"Grazing ruminants are of great benefit to the environment, but there would not be an advantage of 'nontraditional' grazers (such as beefalo) over standard ruminant grazers like cattle or sheep," Trennepohl said. "All systems have their place in the marketing product, but I wouldn't want to separate ruminant species' positive benefit to the environment based on niche marketing systems" like beefalo or grass-fed beef operations.
Soil conservationist Christine Goldstein with the USDA Natural Resource Conservation Service for Macoupin, Montgomery and Christian counties said the environmental benefits of grazing can be increased if farmers move their animals around.
"We work with livestock producers to do a rotation pattern. Instead of fencing off a big area and letting the cattle, goats or sheep run in an open area, it's better for the grass if it has a little bit of a rest period," Goldstein said. "That grass is feeding long-term nutrients back into the soil. The grazing animals add some nutrients back as well."
"We are a commodity"
There's no better place to take the temperature of the industry than at the annual Illinois Beef Expo, held Feb. 19-23 this year at the Illinois State Fairgrounds. Nearly everyone we spoke to there realized that the industry has challenges and that some change is inevitable, but not everyone thinks beefalo or 100% grass-feeding is the answer.
"There's not much grass feeding in Illinois. Mostly we meet consumer demand with genetics," said Ron Severson of Morris, a producer with 100 cows who had a bull for sale at the Beef Expo. "You can find cattle with not much back fat, big ribeye areas, more marbling, and use bulls with those traits."
"I think the beef industry is kind of making a turn, we seem to have seven-year cycles. There are actually less cattle this year than last year. It's been tough for the last two or three years," Severson said. "People want lean beef but they still want marbling. And the 'Impossible Burger,' it's probably going to get a lot of people who were vegetarians anyway, so I don't know if beef is going to lose much of the market."
Reagan Hoskin of Pittsfield helps run a 60-head cattle operation on the family farm with her father and brother.
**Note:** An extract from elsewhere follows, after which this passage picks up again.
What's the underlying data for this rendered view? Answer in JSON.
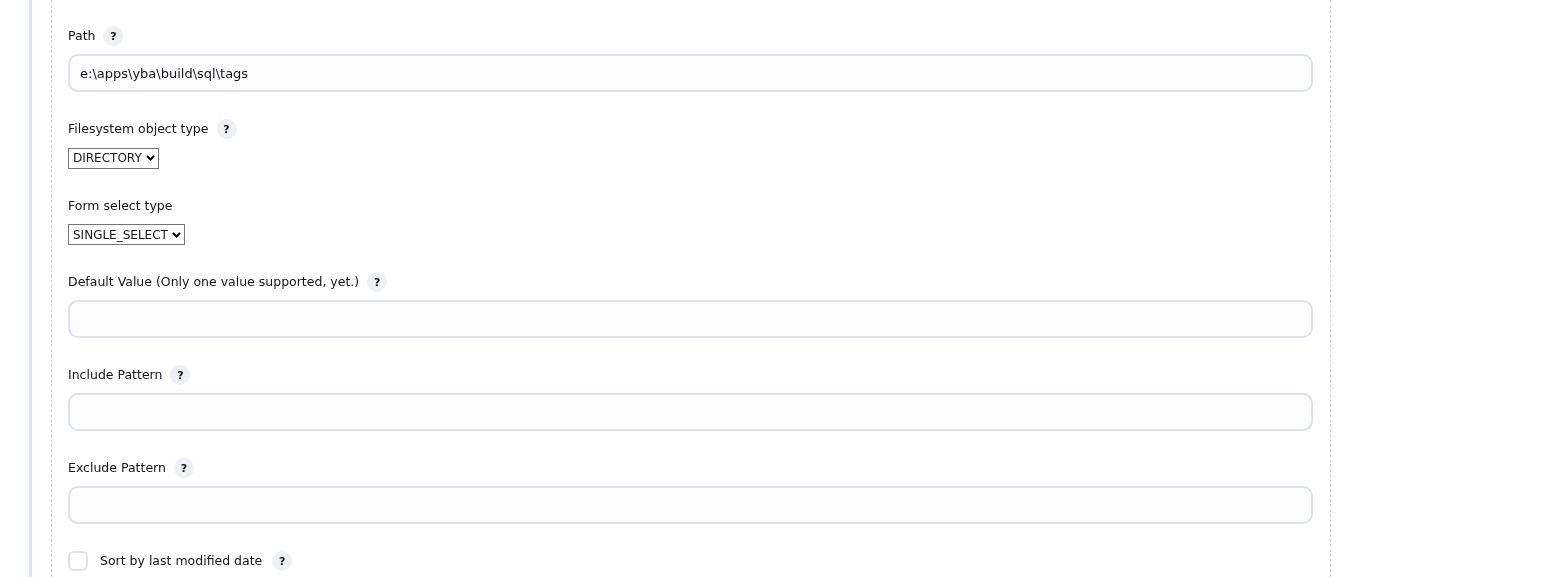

She said rather than trying to graze their cattle, her family is looking toward more confinement because they need to use every available acre for crop production.
"Land is expensive in Illinois," said the 19-year-old Hoskin. "Everybody wants to put in crops instead of cattle because crops will give a better return on the fertile land that we have."
The beef industry, like most others, is driven by profit.
"We are a commodity, and that means that we are driven by consumer demand," Hoskin said. "I could have the best-looking cow but if I can't sell the beef, then it doesn't matter."
Fletcher Farrar, Illinois Times editor and CEO, owns a southern Illinois cattle farm where he is trying to make a business of regenerating soil by raising livestock on grass.